The EU is not only a world leader in international trade but also a spearhead, by international standards, in the legal protection of privacy and personal data. International trade agreements to which the EU is or will become a party should better be consistent with all aspects of EU legislation on data protection. Yet, new quests for unrestricted flows of (personal) data are high on the agendas of international trade law in the making, notably CETA, TTIP and TiSA. These agreements could therefore have an impact on EU privacy and data protection law. The European Parliament maintains that data protection and the right to privacy are first and foremost fundamental rights, and not trade barriers. Against this background, it would seem essential to verify whether the existing safeguards are solid enough to ensure that these fundamental rights, including the rights to privacy and data protection, are protected against involuntary liberalization from international trade law.

Kristina Irion's talk is about the free flow of data, EU data protection law and international trade law. It will explain how the EU regulates cross-border transfers of personal data, and how this could violate the EU’s obligations under international trade law. In her talk, Kristina Irion will explain the free trade law’s mechanism to ensure a country’s right to regulate and introduce the standard exception on privacy that is replicated in virtually all free trade agreements. There is an entire spectrum of opinions as to whether or not some measures of EU data protection law would meet the general exceptions but one thing there is not: legal certainty. In addition, EU policy and practice could fall short of the required level of consistency, for example in how the Commission administers adequacy decisions. Arguably, the new EU-US Privacy Shield could constitute preferential treatment compared to other third countries which are also keen on receiving an adequacy status that would allow them to receive personal data from the EU.

Kristina Irion is a Senior Researcher at the Institute for Information Law (IViR) at the University of Amsterdam. She is Associate Professor (on research leave) at the School of Public Policy and faculty affiliated with CMDS. Her research covers law, regulation and public policy in the information-driven society, in particular privacy and data protection. Kristina is a recognized academic and expert in her field, she has published widely and is frequently invited to give talks at international conferences and seminars.

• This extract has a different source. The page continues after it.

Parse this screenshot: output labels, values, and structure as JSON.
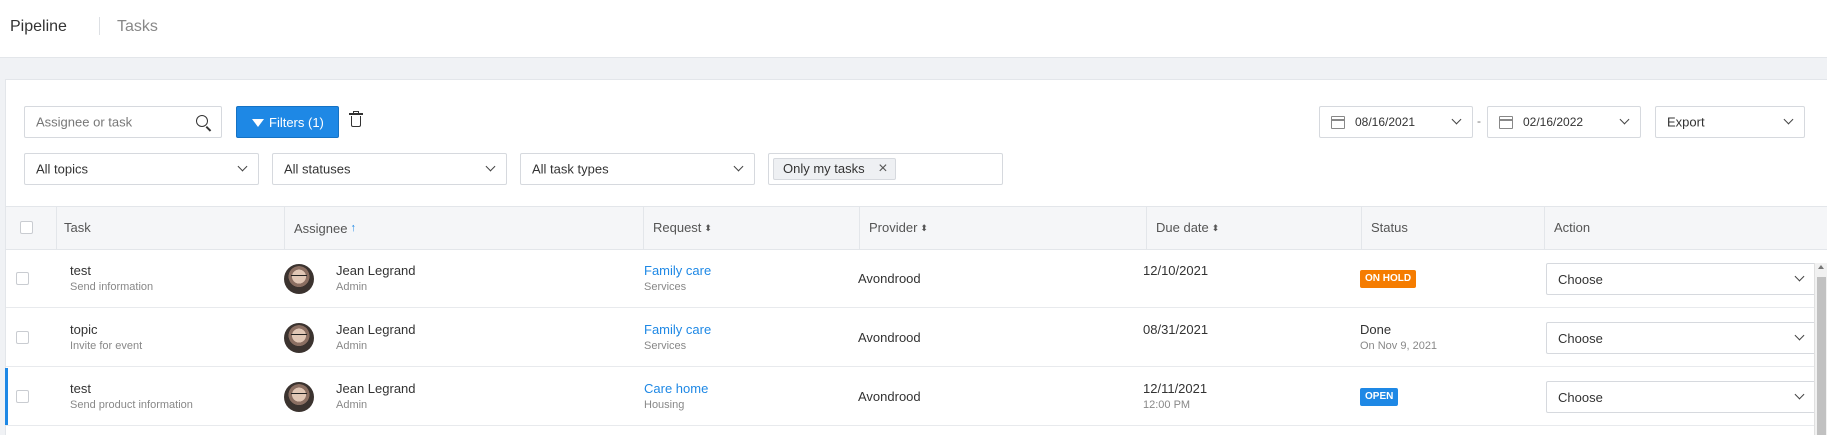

Kristina was key personnel of four collaborative European research projects on privacy, independent media regulatory bodies, and building functioning media institutions. As a Marie Curie Fellow she accomplished her individual research project on governing digital information. She provided expertise to the European Commission, the European Parliament, ENISA, the Council of Europe, and the OECD, among others. She was the lead author of the study on “Trade and Privacy: Complicated Bedfellows”, which she presented in the European Parliament and at the last TTIP Stakeholder event.